You have basically two options – (i.) S-video to DVI cable, or (ii.) HDMI to DVI cable. Now, since you already have an HDTV you might as well go for HDMI-to-DVI cables to enjoy the best possible experience. I went for Cables to Go HDMI to DVI – they cost about $30 on Amazon.
Since I have Macbook, which does not have a DVI outlet, rather it has a mini-DVI outlet, so I bought Apple Mini-DVI to DVI adapter – costing $18.
2. Transferring sound from your laptop to your home theater:
You will need an audio 2-RCA cable – so, one end of it has one plug, and the other has two plugs (red & white) that go into your home theater. Belkin Pure AV is a good brand – will cost about $10. Here, the max cable length that I found was 7ft, and I felt the need for an extension cable of 6ft – another $14.
I read a very interesting line this afternoon… adding to that.. here it goes..
In the world of business, there are Pioneers and there are Settlers. Businesses need both.
Knowing who you are will help you in deciding which direction to take.

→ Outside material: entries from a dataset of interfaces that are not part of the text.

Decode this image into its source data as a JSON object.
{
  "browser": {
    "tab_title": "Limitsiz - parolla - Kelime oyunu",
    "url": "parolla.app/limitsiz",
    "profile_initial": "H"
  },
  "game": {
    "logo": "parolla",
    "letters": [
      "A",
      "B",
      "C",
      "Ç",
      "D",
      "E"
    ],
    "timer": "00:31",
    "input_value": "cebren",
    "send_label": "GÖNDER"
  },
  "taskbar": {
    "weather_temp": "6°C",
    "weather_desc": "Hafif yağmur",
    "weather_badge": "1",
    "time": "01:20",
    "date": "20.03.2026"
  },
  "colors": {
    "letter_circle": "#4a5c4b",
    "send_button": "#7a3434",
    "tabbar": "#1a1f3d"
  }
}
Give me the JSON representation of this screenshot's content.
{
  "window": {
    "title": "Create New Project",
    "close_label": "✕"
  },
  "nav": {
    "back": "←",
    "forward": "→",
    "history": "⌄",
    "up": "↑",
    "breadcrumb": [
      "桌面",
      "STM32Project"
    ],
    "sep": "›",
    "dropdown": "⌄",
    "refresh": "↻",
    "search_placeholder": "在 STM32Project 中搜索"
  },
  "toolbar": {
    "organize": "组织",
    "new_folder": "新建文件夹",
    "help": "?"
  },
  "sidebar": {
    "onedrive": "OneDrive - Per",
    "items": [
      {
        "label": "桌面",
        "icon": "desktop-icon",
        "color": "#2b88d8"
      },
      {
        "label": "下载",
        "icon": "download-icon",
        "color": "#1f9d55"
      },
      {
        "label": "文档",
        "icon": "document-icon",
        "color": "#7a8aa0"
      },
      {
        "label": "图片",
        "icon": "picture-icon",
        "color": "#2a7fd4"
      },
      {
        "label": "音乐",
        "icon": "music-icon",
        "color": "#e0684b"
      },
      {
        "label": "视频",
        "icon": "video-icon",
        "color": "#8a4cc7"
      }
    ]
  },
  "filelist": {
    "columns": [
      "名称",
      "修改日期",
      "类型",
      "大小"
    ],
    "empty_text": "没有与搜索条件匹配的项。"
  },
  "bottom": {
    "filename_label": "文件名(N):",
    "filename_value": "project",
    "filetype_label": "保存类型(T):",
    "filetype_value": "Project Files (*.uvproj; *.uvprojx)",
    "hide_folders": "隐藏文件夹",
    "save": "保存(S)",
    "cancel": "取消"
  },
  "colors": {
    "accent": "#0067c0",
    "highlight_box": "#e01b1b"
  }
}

I went to my boss and said to him, “You know, I’m going to go do this crazy thing and I’m going to start this company selling books online.” This was something that I had already been talking to him about in a sort of more general context, but then he said, “Let’s go on a walk.” And we went on a two hour walk in Central Park in New York City and the conclusion of that was this. He said, “You know, this actually sounds like a really good idea to me, but it sounds like it would be a better idea for somebody who didn’t already have a good job.” He convinced me to think about it for 48 hours before making a final decision. So I went away and was trying to find the right framework in which to make that kind of big decision. I had already talked to my wife about this, and she was very supportive and said, “Look, you know you can count me in 100 percent, whatever you want to do.” It’s true she had married this fairly stable guy in a stable career path, and now he wanted to go do this crazy thing, but she was 100 percent supportive. So it really was a decision that I had to make for myself, and the framework I found which made the decision incredibly easy was what I called — which only a nerd would call — a “regret minimization framework.” So I wanted to project myself forward to age 80 and say, “Okay, now I’m looking back on my life. I want to have minimized the number of regrets I have.” I knew that when I was 80 I was not going to regret having tried this. I was not going to regret trying to participate in this thing called the Internet that I thought was going to be a really big deal. I knew that if I failed I wouldn’t regret that, but I knew the one thing I might regret is not ever having tried. I knew that that would haunt me every day, and so when I thought about it that way it was an incredibly easy decision. And I think that’s very good. If you can project yourself out to age 80 and sort of think, “What will I think at that time?” it gets you away from some of the daily pieces of confusion. You know, I left this Wall Street firm in the middle of the year. When you do that, you walk away from your annual bonus. That’s the kind of thing that in the short-term can confuse you, but if you think about the long-term then you can really make good life decisions that you won’t regret later.
Most regrets, by the way, are acts of omission and not commission. If you do bad things, if you go murder somebody, that would be bad, and that would be an act of commission that you would regret. But most everyday, ordinary non-murderers, when they’re 80 years old, their big regrets are omissions.
Scene is pretty similar to Mumbai train station, where I have commuted for over an year. The difference is – in Japan, you have ‘Oshiya’ – who pushes you inside the train, while in Mumbai – we help push each other.